Leader of the Democratic Left Movement
Lebanon's political system is based on a delicate and complex sectarian balance drawn up to please the sects, especially the Christian minority.
Beshara Charbel, editor-in-chief of al-Balad newspaper, agreed, saying that leftists are the "weak group" in Lebanon. "That's why reactions to assassinations targeting leftist figures are limited to an elite and there's no danger of having a huge outrage at this critical stage," he told Aljazeera.net.
Shuaib, Fakherddine and Charbel said they believed elected MP Elias Atallah, a leader from the Democratic Left, was on the list of assassinations.
Atallah was in charge of the protests in Martyrs' Square in the lead-up to the Syrian withdrawal from the country earlier this year.

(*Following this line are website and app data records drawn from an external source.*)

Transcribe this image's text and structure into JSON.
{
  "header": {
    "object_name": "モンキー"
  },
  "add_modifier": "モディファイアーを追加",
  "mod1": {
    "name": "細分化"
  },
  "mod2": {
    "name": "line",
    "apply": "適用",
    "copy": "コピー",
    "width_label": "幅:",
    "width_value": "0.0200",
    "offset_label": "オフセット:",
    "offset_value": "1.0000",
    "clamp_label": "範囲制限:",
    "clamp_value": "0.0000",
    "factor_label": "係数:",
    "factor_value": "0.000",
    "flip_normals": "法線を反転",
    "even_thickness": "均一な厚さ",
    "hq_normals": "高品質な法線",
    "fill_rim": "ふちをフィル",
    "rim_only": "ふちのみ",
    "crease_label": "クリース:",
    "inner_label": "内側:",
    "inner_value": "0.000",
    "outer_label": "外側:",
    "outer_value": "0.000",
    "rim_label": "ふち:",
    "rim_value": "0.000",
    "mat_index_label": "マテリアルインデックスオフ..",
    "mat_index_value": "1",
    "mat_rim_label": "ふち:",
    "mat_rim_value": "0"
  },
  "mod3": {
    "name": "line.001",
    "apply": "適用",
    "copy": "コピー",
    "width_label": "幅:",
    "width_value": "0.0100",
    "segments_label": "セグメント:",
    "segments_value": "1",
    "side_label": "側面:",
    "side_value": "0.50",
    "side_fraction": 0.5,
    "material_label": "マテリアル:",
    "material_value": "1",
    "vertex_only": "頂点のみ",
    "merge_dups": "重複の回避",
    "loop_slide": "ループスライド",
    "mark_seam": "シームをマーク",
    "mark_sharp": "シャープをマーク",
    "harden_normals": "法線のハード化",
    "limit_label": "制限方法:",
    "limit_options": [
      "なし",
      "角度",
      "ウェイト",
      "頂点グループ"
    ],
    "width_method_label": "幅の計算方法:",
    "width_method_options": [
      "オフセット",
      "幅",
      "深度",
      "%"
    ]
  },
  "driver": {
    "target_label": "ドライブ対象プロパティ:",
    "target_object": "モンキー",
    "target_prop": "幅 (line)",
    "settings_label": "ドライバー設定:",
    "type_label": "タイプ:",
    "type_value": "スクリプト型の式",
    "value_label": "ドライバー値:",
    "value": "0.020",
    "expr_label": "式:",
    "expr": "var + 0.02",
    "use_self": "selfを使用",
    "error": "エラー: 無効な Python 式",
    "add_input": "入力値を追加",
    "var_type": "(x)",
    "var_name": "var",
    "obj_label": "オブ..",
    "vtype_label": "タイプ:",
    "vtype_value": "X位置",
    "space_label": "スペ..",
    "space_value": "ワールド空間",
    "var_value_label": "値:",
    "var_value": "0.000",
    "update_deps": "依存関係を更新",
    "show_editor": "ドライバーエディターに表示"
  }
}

He was the military commander of the National Resistance Front fighting Israeli occupation forces during the invasion of Beirut in 1982.
Atallah has repeatedly called for the immediate resignation of Lahoud.
But Syria has repeatedly issued statements denying any involvement in bomb attacks and assassinations that have struck Beirut in the past two months.
Syrian Expatriates Minister Buthaina Shaaban, who often speaks for the government, denied last week that Damascus had drawn up an assassination hit list in Lebanon.
"Syria never had a history of hit lists... I think they should look somewhere else unless they want to use this as a pretext to target Syria without finding any proof," she said.
"The killings in Lebanon are as much dangerous for Syria than they are for Lebanon and therefore it is impossible for Syria to contemplate such a thing," she told CNN, speaking in English.
The United States accused Syria of drawing up a list of Lebanese politicians for assassinations - a charge the Syrians vehemently denied.